John Harwood, chief Washington Correspondent for CNBC, told a roomful of op-ed writers and editors that they have the opportunity to convert a burden to a benefit Sunday night in Washington D.C. at the joint event with the Association of Opinion Journalists and the Poynter Institute for Media Studies.
Like much of his audience, Harwood was in newspapers first and still writes a regular column for the New York Times in addition to his television work. He told of a key event in his use of the even-more-immediate forms of social media:
“The whole phenomenon of journalism by social media seemed vain and stupid,” he said. But a colleague called Twitter the new A.P. for political coverage. “Once I started, I felt totally different. This is a way to communicate instantly with a reasonable number of people the essence of a news story.”
It may be different for the opinion writers, television editorialists and especially for the editors that were in the room. But it can be done, he predicted.
One case of learning from politicos: President Obama cut televised interviews and “is doing a YouTube interview with someone my 17-year-old knows about.” That’s a new wrinkle on an old dodge by politicians, Harwood said: “They have been trying to cut through the clutter or filters we represent for decades. Reagan did it. Clinton … Bush … Obama does it.”
In a similar way, “We have to look for different ways to cut through the clutter [of internet overload],” he said.
A short-staffed editor asked about how to deal with numerous people who call in wanting to meet the editorial board. “They want to get on the agenda,” said Rosemary O’Hara of the South Florida Sun-Sentinel, “especially in this fractured environment, and we just don’t have the time.”
Harwood suggested turning the problem into a service, perhaps a town hall meeting with the editorial board and several groups who need to be heard. He also suggested making video pieces of the citizens speaking.
“The idea of making yourself a sounding board may take many forms,” he said. “I was hearing a lot of opportunity to turn that around.”
It will not be easy, he conceded, to “stand up for journalism in opposition to many players in our political system with less integrity, at a time when the economic pressures are unbelieveable.”
Presidential politics, one of his specialties, came up, of course.
Prodded to predict, he said Hillary Clinton is the best bet for the Democrats. The general election “is fated to be close,” he said, because any of the top three Republicans, most likely Jeb Bush, could beat her if they reach out, and perhaps if she has a real fiasco.
Beware pundits’ and pollsters’ predictions, he implied with Clinton-Obama anecdotes:
When Bill Clinton’s draft board finagling came up early in the 1992 campaign, alleged experts declared his chances dead. He won.
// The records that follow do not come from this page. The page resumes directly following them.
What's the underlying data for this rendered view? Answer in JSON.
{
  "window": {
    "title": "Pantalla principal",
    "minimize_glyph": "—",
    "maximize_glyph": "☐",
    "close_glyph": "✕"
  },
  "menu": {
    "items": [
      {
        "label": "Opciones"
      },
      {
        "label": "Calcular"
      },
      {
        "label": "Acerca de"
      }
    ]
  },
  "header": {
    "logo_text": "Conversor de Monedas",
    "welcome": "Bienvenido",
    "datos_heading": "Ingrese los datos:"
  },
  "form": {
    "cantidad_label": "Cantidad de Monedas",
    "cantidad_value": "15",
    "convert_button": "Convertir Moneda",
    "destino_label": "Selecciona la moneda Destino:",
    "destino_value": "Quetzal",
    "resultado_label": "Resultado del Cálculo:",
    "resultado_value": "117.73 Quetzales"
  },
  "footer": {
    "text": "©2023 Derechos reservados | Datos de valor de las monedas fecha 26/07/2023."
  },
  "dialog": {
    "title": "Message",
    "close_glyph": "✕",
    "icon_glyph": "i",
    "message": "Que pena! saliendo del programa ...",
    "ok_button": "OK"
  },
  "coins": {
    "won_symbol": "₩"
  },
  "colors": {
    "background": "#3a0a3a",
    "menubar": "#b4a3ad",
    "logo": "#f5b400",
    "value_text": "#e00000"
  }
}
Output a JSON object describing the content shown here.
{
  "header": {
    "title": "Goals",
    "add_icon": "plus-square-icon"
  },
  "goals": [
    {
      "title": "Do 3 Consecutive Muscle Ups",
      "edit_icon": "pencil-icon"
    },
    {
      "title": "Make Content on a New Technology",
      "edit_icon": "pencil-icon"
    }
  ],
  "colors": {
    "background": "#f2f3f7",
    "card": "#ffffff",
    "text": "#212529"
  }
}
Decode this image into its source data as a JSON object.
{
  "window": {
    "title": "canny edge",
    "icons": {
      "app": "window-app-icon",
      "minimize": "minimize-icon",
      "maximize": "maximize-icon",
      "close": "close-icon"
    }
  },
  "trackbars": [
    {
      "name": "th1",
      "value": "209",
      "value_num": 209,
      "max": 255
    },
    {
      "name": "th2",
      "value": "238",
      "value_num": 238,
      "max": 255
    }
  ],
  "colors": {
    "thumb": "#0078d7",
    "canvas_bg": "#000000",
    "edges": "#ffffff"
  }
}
Some television execs were clueless in the 2012 campaign.
Online media change things, but a key question is still, “What can I do for my audience?” But now, Harwood said, “You have the ability to penetrate beyond the geographic confines of you circulation area.”
Politico, sensing a national audience for news from a swing state, is doing a daily Florida political newsletter. A newspaper or journalist in Iowa could find a national readership from now to the primary season or beyond.
Other points mentioned at the talk:
“Do humor only if you are very good at it.” Harwood got laughs mimicking Obama’s quip to the correspondents’ dinner the night before: “Republicans are losing voters left and right. May they rest in peace.”
Columnists now have more influence than the institutional editorials because of the sense of personal connection, and because “It’s easier for the target to dismiss the [anonymous] editorial.”
Harwood said, “You can increase the traction of editorials by personalizing.”
One way to counteract that would be to make authorship of the editorials known. On a large board, if someone is the specialist in politics, for example, make that fact known. This prompted the discussion moderator, 2015 Pulitzer Prize runner-up Tony Messenger, to suggest that editors discuss signed editorials.
Harwood said he does analytical analysis, different from the normative analysis on Fox and other cables, by saying “what I think will happen, not what should happen.”
Q: Will news on paper survive? A: “I’m scared to death that they won’t. … Are we headed to a world with two or three national papers and some local supplements? I don’t know. … I hope that creativity and innovation will occur.”
Regarding divisive matters in a crazily polarized society, he restated an old truth about opinion writing: “You can affect things on the margins but cannot bring about wholesale change.”